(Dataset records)

◇ ◇ ◇ ◇ ◇ ◇ ◇

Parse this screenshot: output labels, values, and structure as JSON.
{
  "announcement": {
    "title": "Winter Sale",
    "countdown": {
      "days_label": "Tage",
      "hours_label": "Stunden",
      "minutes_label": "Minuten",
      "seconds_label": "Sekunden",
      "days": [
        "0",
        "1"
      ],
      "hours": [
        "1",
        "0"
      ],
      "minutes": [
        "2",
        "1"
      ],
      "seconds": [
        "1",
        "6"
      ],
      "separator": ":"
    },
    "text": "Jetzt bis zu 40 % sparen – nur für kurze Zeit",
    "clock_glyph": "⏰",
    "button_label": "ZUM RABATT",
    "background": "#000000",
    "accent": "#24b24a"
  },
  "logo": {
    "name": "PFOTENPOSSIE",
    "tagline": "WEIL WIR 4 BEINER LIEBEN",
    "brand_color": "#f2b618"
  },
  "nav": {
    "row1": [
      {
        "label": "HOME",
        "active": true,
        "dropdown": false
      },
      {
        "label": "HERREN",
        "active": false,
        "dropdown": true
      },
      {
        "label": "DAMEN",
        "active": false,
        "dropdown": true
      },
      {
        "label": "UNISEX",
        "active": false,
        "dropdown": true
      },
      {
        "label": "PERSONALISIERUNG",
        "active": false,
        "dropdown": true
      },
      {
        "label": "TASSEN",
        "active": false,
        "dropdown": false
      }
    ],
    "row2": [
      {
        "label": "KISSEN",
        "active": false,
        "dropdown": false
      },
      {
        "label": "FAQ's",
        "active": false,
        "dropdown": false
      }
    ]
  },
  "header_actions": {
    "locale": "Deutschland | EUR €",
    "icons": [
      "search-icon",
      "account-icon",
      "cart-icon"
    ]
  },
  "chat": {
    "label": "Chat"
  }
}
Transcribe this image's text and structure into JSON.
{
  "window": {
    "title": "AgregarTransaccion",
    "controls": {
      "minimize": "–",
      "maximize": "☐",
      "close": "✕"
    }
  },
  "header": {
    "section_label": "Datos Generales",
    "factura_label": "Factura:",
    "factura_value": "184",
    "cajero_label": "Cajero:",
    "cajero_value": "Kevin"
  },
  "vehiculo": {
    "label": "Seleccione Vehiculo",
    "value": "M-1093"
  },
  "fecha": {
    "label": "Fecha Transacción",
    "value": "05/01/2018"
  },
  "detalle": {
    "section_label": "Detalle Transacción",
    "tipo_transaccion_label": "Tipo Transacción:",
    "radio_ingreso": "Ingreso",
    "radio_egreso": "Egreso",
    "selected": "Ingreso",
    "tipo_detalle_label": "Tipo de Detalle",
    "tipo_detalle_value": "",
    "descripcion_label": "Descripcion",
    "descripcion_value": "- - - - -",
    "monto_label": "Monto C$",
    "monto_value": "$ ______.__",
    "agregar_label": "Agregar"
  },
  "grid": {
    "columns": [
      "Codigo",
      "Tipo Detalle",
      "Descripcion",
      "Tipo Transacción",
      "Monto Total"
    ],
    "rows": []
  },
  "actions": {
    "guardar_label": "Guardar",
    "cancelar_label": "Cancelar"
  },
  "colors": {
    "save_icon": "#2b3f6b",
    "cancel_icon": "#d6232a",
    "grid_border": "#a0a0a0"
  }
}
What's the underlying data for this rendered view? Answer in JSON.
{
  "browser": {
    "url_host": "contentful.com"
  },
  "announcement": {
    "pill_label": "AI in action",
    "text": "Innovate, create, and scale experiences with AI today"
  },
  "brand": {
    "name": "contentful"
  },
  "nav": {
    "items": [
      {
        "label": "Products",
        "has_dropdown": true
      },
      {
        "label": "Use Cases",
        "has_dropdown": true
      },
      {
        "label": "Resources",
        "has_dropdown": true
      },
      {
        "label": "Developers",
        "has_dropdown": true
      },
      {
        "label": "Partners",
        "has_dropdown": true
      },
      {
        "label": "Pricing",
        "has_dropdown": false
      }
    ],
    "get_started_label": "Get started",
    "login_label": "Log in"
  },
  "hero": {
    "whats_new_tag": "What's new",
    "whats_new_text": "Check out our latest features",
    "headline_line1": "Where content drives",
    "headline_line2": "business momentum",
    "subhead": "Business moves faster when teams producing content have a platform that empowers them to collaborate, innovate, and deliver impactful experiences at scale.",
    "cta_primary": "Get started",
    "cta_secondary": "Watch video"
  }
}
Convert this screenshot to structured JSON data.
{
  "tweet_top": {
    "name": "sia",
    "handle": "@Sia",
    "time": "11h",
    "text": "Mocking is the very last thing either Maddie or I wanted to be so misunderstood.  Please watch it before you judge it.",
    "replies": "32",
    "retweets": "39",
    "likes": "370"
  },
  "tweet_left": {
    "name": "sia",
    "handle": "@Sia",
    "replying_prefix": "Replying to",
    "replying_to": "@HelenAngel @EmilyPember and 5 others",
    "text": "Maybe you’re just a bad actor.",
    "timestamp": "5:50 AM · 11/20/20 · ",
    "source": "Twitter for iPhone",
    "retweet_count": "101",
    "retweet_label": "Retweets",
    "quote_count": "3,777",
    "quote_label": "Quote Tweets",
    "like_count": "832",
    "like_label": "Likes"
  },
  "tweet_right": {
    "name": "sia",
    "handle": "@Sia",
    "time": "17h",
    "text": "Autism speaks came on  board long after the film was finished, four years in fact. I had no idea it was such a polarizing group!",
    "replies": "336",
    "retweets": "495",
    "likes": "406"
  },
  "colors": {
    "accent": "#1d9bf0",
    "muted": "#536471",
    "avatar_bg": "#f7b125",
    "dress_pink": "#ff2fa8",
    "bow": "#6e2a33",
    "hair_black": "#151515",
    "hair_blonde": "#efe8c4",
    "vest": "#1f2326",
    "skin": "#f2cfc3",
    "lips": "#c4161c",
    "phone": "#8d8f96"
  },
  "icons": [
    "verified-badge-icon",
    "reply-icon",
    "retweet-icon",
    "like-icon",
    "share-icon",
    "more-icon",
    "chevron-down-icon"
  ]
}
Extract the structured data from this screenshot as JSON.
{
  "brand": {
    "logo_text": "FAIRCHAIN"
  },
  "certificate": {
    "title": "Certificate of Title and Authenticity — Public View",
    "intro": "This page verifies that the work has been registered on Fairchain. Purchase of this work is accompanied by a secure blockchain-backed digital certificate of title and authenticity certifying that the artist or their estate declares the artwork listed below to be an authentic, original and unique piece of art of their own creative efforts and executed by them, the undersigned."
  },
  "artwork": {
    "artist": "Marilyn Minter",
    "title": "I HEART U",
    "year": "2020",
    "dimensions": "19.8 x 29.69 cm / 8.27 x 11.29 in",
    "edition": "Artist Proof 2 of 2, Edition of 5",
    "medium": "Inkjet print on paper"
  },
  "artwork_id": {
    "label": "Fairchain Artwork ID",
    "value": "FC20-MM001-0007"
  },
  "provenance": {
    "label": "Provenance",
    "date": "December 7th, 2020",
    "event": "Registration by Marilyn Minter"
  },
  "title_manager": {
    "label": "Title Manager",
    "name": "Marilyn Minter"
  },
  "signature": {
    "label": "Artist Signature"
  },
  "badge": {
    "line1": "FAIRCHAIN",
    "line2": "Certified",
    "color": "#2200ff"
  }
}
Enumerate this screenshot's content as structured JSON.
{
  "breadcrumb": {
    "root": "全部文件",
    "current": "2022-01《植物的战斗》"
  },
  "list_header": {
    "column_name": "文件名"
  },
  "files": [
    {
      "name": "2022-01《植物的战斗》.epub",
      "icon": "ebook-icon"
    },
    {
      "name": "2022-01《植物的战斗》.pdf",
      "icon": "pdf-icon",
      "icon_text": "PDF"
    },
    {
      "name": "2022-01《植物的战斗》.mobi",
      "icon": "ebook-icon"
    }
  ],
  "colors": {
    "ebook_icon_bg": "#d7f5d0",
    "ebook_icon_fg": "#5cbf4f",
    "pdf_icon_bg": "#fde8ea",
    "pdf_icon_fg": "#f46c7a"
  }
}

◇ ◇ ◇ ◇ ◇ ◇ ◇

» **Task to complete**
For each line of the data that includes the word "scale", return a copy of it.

» **Reply**
    "text": "Innovate, create, and scale experiences with AI today"
    "subhead": "Business moves faster when teams producing content have a platform that empowers them to collaborate, innovate, and deliver impactful experiences at scale.",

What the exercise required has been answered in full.